Small Cap Talk: Flowtek Industries

April 22, 2008

I usually don’t dwell much into small cap company investments, but one exception is Flowtek Industries (FTK). Flowtek is a supplier of drilling products to the energy and mining sector. Their core business revenue comes from specialty chemicals that they sell to the oil services industry. These specialty chemicals help soften up the hard layers in the earth that prevent oil and gas companies from extracting the most amount of oil out of each oil well. Some of their big name customers include Schlumberger (SLB) and Haliburton (HAL), who uses Flowtek’s drilling products.

The reason for their dropoff from a high attained in October of $55/share to their current valuation of around $17/share is due to two straight quarters of missing analyst expectations. They missed expectations by $0.02 last quarter and $0.05 the previous quarter. Four analyst currently expect a $0.32 per share earnings during their next earnings release and a 39% increase in revenues in the same quarter from the previous year.

With oil prices at an all time high, Flowtek is poised to be able to rebound in the next half a year and should show some promising results as their specialty chemicals are their bread and butter product.

Notable Signs of Rebounding

  • 2 analysts have initiated this stock as a buy in the last 2 months
  • 3 straight years of increasing operating cash flow (note this company has been around since 1983)

What May Keep it Down
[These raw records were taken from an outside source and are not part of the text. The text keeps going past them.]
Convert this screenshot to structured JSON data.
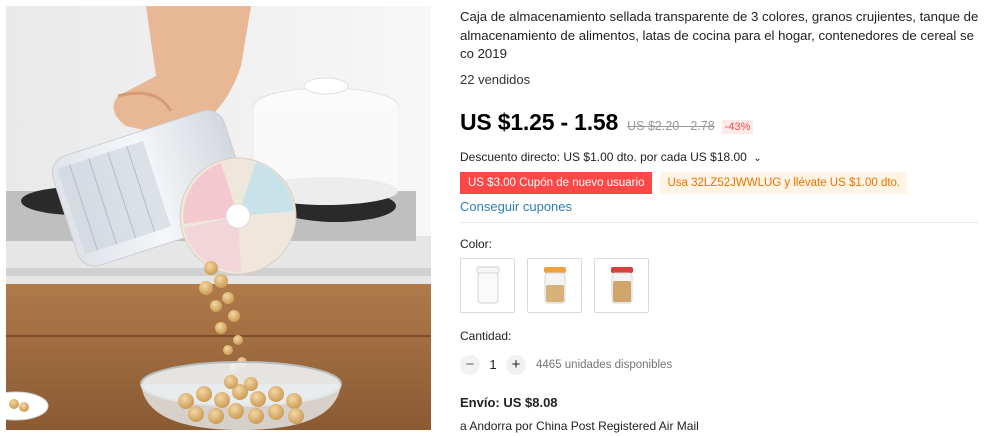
{
  "product": {
    "title": "Caja de almacenamiento sellada transparente de 3 colores, granos crujientes, tanque de almacenamiento de alimentos, latas de cocina para el hogar, contenedores de cereal seco 2019",
    "sold": "22 vendidos",
    "price": "US $1.25 - 1.58",
    "old_price": "US $2.20 - 2.78",
    "discount": "-43%",
    "direct_discount": "Descuento directo: US $1.00 dto. por cada US $18.00",
    "coupon_new_user": "US $3.00 Cupón de nuevo usuario",
    "coupon_code": "Usa 32LZ52JWWLUG y llévate US $1.00 dto.",
    "get_coupons": "Conseguir cupones",
    "color_label": "Color:",
    "colors": [
      "white-lid",
      "orange-lid",
      "red-lid"
    ],
    "quantity_label": "Cantidad:",
    "quantity": "1",
    "stock": "4465 unidades disponibles",
    "shipping": "Envío: US $8.08",
    "shipping_method": "a Andorra por China Post Registered Air Mail"
  },
  "icons": {
    "minus": "−",
    "plus": "+",
    "chevron": "⌄"
  },
  "colors": {
    "price_red": "#ff4747",
    "coupon_orange": "#e87400",
    "link_blue": "#2e7fb8"
  }
}
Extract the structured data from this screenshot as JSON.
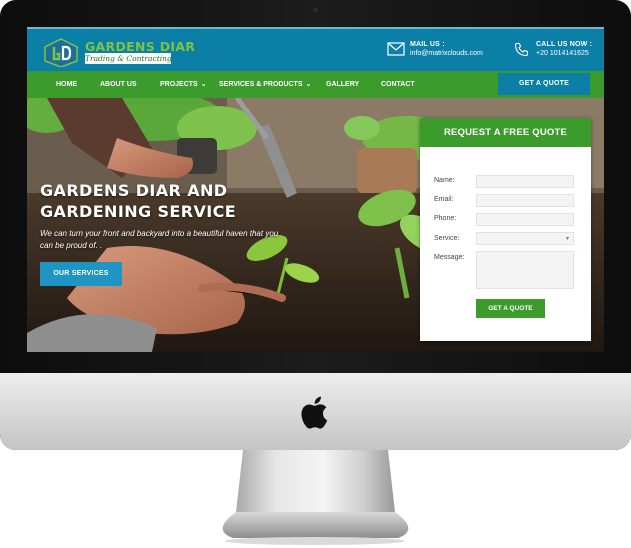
{
  "site": {
    "logo": {
      "title": "GARDENS DIAR",
      "subtitle": "Trading & Contracting"
    },
    "contact": {
      "mail_label": "MAIL US :",
      "mail_value": "info@matrixclouds.com",
      "call_label": "CALL US NOW :",
      "call_value": "+20 1014141625"
    },
    "nav": {
      "items": [
        {
          "label": "HOME"
        },
        {
          "label": "ABOUT US"
        },
        {
          "label": "PROJECTS",
          "caret": "⌄"
        },
        {
          "label": "SERVICES & PRODUCTS",
          "caret": "⌄"
        },
        {
          "label": "GALLERY"
        },
        {
          "label": "CONTACT"
        }
      ],
      "quote_button": "GET A QUOTE"
    },
    "hero": {
      "title": "GARDENS DIAR AND GARDENING SERVICE",
      "subtitle": "We can turn your front and backyard into a beautiful haven that you can be proud of. .",
      "button": "OUR SERVICES"
    },
    "form": {
      "heading": "REQUEST A FREE QUOTE",
      "fields": [
        {
          "label": "Name:"
        },
        {
          "label": "Email:"
        },
        {
          "label": "Phone:"
        },
        {
          "label": "Service:"
        },
        {
          "label": "Message:"
        }
      ],
      "select_arrow": "▾",
      "submit": "GET A QUOTE"
    }
  },
  "icons": [
    "envelope-icon",
    "phone-icon",
    "apple-logo-icon",
    "gardens-diar-logo-icon"
  ],
  "colors": {
    "header_blue": "#0c7fa6",
    "nav_green": "#3b9c2b",
    "button_blue": "#1e95c4",
    "logo_green": "#7ec443"
  }
}
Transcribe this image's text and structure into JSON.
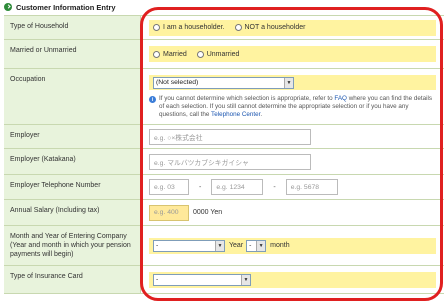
{
  "header": {
    "title": "Customer Information Entry"
  },
  "household": {
    "label": "Type of Household",
    "options": [
      "I am a householder.",
      "NOT a householder"
    ]
  },
  "marital": {
    "label": "Married or Unmarried",
    "options": [
      "Married",
      "Unmarried"
    ]
  },
  "occupation": {
    "label": "Occupation",
    "selected": "(Not selected)",
    "info_pre": "If you cannot determine which selection is appropriate, refer to ",
    "faq_link": "FAQ",
    "info_mid": " where you can find the details of each selection. If you still cannot determine the appropriate selection or if you have any questions, call the ",
    "phone_link": "Telephone Center",
    "info_post": "."
  },
  "employer": {
    "label": "Employer",
    "placeholder": "e.g. ○×株式会社"
  },
  "employer_kana": {
    "label": "Employer (Katakana)",
    "placeholder": "e.g. マルバツカブシキガイシャ"
  },
  "employer_phone": {
    "label": "Employer Telephone Number",
    "p1": "e.g. 03",
    "p2": "e.g. 1234",
    "p3": "e.g. 5678",
    "sep": "-"
  },
  "salary": {
    "label": "Annual Salary (Including tax)",
    "placeholder": "e.g. 400",
    "unit": "0000 Yen"
  },
  "entering": {
    "label": "Month and Year of Entering Company (Year and month in which your pension payments will begin)",
    "year_value": "-",
    "year_label": "Year",
    "month_value": "-",
    "month_label": "month"
  },
  "insurance": {
    "label": "Type of Insurance Card",
    "value": "-"
  },
  "colors": {
    "highlight_frame": "#e02020",
    "label_bg": "#e8f3dc",
    "band": "#fff3a0",
    "accent": "#2e8b3a"
  }
}
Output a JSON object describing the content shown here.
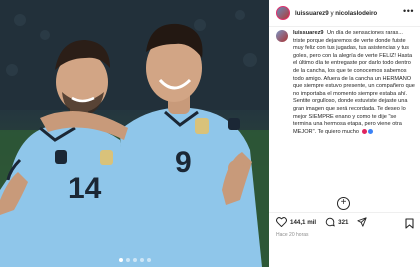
{
  "header": {
    "user1": "luissuarez9",
    "joiner": " y ",
    "user2": "nicolaslodeiro",
    "more_icon": "more-horizontal-icon"
  },
  "caption": {
    "username": "luissuarez9",
    "text": "Un día de sensaciones raras... triste porque dejaremos de verte donde fuiste muy feliz con tus jugadas, tus asistencias y tus goles, pero con la alegría de verte FELIZ! Hasta el último día te entregaste por darlo todo dentro de la cancha, los que te conocemos sabemos todo amigo. Afuera de la cancha un HERMANO que siempre estuvo presente, un compañero que no importaba el momento siempre estaba ahí. Sentite orgulloso, donde estuviste dejaste una gran imagen que será recordada. Te deseo lo mejor SIEMPRE enano y como te dije \"se termina una hermosa etapa, pero viene otra MEJOR\". Te quiero mucho",
    "emoji_colors": [
      "#e0245e",
      "#3b82f6"
    ]
  },
  "load_more_icon": "plus-circle-icon",
  "actions": {
    "likes": "144,1 mil",
    "comments": "321",
    "like_icon": "heart-icon",
    "comment_icon": "comment-icon",
    "share_icon": "send-icon",
    "save_icon": "bookmark-icon"
  },
  "timestamp": "Hace 20 horas",
  "photo": {
    "left_jersey_number": "14",
    "right_jersey_number": "9",
    "carousel_total": 5,
    "carousel_active": 1
  },
  "colors": {
    "uruguay_sky": "#8fc6ea",
    "text": "#262626",
    "muted": "#8e8e8e"
  }
}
  • they have missed earnings two quarters in a row and being a small cap company, may take longer to recover toward beating estimates
  • any negative news hurts small cap companies much more than larger companies

All in all, I believe a lot of downside has been factored in and it’s a good opportunity to make 20-30% easily (especially at entry levels below $15). I have made 30% on Flowtek in the last month and so can you! I currently don’t own shares in Flowtek.


Stocks to Invest in 2008

January 22, 2008

Investors are scared, people are trying to figure out if we’re really in a recession, and even President Bush is doing his part to help stimulate the economy. Instead of getting scared and jumping off the investing boat, just make sure that you have a diversified portfolio that can perform as well as possible because past recessions have not lasted longer than about a year and stocks are still going to do well in the long run. Five years from now, we will not be scared of subprime mortgages, credit crunch, or oil prices hindering consumer spending. Ten stocks that I am trying to buy or have already bought (every stock with exception of Aluminum Corp and Schlumberger) that I believe will do well in the long term are as follows (in no particular order):

1. Las Vegas Sands (LVS)
2. Wynn Casinos (WYNN)
3. Aluminum Corp of China (ACH)
4. Schlumberger (SLB)
5. Cemex (CX)
6. Wachovia (WB)
7. Trinity Industries (TRN)
8. Sandisk (SNDK)
9. Broadcomm (BRCM)
10. Valero (VLO)

With the list above, I believe I have a good combination of large cap companies, companies in various sectors, and most importantly, companies that have the capability to weather rough times. A truly diversified portfolio would require at least 25 different stocks (mutual funds must have 20 different companies in their investments according to the SEC) but not all of us have enough money to purchase that many different companies.

Also foreign revenue on average accounts for 30% of companies revenue and a good number of the above companies have healthy international exposure. It’s never a guarantee that they will all make money from this point in time, but I think it’s a portfolio with a lot of upside. At this point in time, Wachovia is the riskiest investment, but assuming they don’t cut their dividend, I’ll take their 8.3% dividend. Also I prefer Las Vegas Sands and Wynn Casinos over MGM because I believe their casinos are stronger and the growth in other countries are much better for the former two.

Speculation play: If Wynn Casinos is able to acquire a gambling license to build a mega casino hotel in Tokyo, it’s going to blow through the roof.